    Multiple
    Product Catalog Name:
    Multiple
  • Direct exposure of non-equilibrium atmospheric pressure plasma confers simultaneous oxidative and ultraviolet modifications in biomolecules. 25411528

    Thermal plasmas and lasers are used in medicine to cut and ablate tissues and for coagulation. Non-equilibrium atmospheric pressure plasma (NEAPP) is a recently developed, non-thermal technique with possible biomedical applications. Although NEAPP reportedly generates reactive oxygen/nitrogen species, electrons, positive ions, and ultraviolet radiation, little research has been done into the use of this technique for conventional free radical biology. Recently, we developed a NEAPP device with high electron density. Electron spin resonance spin-trapping revealed (•)OH as a major product. To obtain evidence of NEAPP-induced oxidative modifications in biomolecules and standardize them, we evaluated lipid peroxidation and DNA modifications in various in vitro and ex vivo experiments. Conjugated dienes increased after exposure to linoleic and α-linolenic acids. An increase in 2-thiobarbituric acid-reactive substances was also observed after exposure to phosphatidylcholine, liposomes or liver homogenate. Direct exposure to rat liver in saline produced immunohistochemical evidence of 4-hydroxy-2-nonenal- and acrolein-modified proteins. Exposure to plasmid DNA induced dose-dependent single/double strand breaks and increased the amounts of 8-hydroxy-2'-deoxyguanosine and cyclobutane pyrimidine dimers. These results indicate that oxidative biomolecular damage by NEAPP is dose-dependent and thus can be controlled in a site-specific manner. Simultaneous oxidative and UV-specific DNA damage may be useful in cancer treatment.

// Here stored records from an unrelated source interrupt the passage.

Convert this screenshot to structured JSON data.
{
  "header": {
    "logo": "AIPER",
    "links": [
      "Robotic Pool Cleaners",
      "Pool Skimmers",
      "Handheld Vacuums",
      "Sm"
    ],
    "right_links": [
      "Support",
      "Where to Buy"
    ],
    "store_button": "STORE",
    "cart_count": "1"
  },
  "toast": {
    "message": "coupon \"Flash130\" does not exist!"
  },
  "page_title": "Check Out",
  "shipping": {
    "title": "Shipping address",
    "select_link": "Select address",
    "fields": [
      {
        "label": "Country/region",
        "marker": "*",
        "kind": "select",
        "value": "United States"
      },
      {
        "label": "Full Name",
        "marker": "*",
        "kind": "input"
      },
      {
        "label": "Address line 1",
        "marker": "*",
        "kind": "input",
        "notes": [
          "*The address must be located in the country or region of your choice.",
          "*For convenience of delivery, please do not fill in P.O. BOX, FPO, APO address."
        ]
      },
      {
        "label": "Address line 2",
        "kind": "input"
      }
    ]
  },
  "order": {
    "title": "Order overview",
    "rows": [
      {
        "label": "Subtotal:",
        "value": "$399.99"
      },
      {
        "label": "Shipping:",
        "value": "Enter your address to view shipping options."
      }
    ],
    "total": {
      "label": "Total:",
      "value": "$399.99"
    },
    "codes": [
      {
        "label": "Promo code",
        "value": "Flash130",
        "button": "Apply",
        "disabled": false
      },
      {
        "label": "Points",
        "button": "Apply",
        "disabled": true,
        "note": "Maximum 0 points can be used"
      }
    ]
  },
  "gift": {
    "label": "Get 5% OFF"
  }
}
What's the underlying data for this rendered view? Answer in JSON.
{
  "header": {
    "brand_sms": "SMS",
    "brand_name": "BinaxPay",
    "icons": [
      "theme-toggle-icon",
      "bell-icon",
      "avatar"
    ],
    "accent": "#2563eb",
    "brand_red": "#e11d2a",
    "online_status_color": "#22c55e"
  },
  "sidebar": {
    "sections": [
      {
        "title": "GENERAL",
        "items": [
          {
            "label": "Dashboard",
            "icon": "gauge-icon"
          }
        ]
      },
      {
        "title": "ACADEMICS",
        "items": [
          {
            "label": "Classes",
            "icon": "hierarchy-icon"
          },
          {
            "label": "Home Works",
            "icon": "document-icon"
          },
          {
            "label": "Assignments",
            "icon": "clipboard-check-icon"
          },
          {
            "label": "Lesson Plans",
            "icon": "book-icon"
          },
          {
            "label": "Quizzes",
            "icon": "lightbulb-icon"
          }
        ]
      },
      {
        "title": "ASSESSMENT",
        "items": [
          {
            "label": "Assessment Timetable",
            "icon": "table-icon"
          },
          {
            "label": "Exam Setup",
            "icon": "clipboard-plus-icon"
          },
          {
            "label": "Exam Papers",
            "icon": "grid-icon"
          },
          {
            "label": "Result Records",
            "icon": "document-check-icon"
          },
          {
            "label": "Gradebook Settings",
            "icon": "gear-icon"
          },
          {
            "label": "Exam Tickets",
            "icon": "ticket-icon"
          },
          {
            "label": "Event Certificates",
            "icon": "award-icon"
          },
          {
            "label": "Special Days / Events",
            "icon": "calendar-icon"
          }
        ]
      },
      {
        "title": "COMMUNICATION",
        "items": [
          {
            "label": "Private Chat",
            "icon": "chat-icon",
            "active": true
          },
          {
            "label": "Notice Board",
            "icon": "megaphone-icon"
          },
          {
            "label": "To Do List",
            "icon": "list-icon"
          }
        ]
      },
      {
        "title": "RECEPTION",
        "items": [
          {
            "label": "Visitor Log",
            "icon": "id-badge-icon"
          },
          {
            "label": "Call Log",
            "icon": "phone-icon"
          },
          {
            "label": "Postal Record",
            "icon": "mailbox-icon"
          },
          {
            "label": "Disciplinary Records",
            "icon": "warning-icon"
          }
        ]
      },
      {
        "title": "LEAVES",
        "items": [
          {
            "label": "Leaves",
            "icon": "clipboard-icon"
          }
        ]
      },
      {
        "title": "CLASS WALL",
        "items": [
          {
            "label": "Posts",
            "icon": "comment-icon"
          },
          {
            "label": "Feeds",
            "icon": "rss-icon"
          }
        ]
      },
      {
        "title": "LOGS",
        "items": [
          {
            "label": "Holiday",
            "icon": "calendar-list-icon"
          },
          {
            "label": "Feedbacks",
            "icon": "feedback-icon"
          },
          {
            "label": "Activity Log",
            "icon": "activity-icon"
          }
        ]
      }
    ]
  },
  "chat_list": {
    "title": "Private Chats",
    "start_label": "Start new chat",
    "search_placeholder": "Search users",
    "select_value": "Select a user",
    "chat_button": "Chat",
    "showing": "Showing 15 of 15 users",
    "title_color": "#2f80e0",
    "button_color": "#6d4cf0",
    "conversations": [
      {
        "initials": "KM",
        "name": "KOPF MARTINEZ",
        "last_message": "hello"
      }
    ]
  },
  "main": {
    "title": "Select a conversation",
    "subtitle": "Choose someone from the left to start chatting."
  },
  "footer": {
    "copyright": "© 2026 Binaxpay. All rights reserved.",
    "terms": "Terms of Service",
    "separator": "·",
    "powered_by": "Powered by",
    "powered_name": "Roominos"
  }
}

    Document Type:
    Reference
    Product Catalog Number:
    06-284
    Product Catalog Name:
    Anti-Nitrotyrosine Antibody
  • Metabolic adaptation to a disruption in oxygen supply during myocardial ischemia and reperfusion is underpinned by temporal and quantitative changes in the cardiac proteo ... 22352837

    Despite decades of intensive research, there is still no effective treatment for ischemia/reperfusion (I/R) injury, an important corollary in the treatment of ischemic disease. I/R injury is initiated when the altered biochemistry of cells after ischemia is no longer compatible with oxygenated microenvironment (or reperfusion). To better understand the molecular basis of this alteration and subsequent incompatibility, we assessed the temporal and quantitative alterations in the cardiac proteome of a mouse cardiac I/R model by an iTRAQ approach at 30 min of ischemia, and at 60 or 120 min reperfusion after the ischemia using sham-operated mouse heart as the baseline control. Of the 509 quantified proteins identified, 121 proteins exhibited significant changes (p-value<0.05) over time and were mostly clustered in eight functional groups: Fatty acid oxidation, Glycolysis, TCA cycle, ETC (electron transport chain), Redox Homeostasis, Glutathione S-transferase, Apoptosis related, and Heat Shock proteins. The first four groups are intimately involved in ATP production and the last four groups are known to be important in cellular antioxidant activity. During ischemia and reperfusion, the short supply of oxygen precipitates a pivotal metabolic switch from aerobic metabolism involving fatty acid oxidation, TCA, and phosphorylation to anaerobic metabolism for ATP production and this, in turn, increases reactive oxygen species (ROS) formation. Therefore the implication of these 8 functional groups suggested that ischemia-reperfusion injury is underpinned in part by proteomic alterations. Reversion of these alterations to preischemia levels took at least 60 min, suggesting a refractory period in which the ischemic cells cannot adjust to the presence of oxygen. Therefore, therapeutics that could compensate for these proteomic alterations during this interim refractory period could alleviate ischemia-reperfusion injury to enhance cellular recovery from an ischemic to a normoxic microenvironment. Among the perturbed proteins, Park7 and Ppia were selected for further investigation of their functions under hypoxia. The results show that Park7 plays a key role in regulating antioxidative stress and cell survival, and Ppia may function in coping with the unfolded protein stress in the I/R condition.
    Document Type:
    Reference
    Product Catalog Number:
    05-505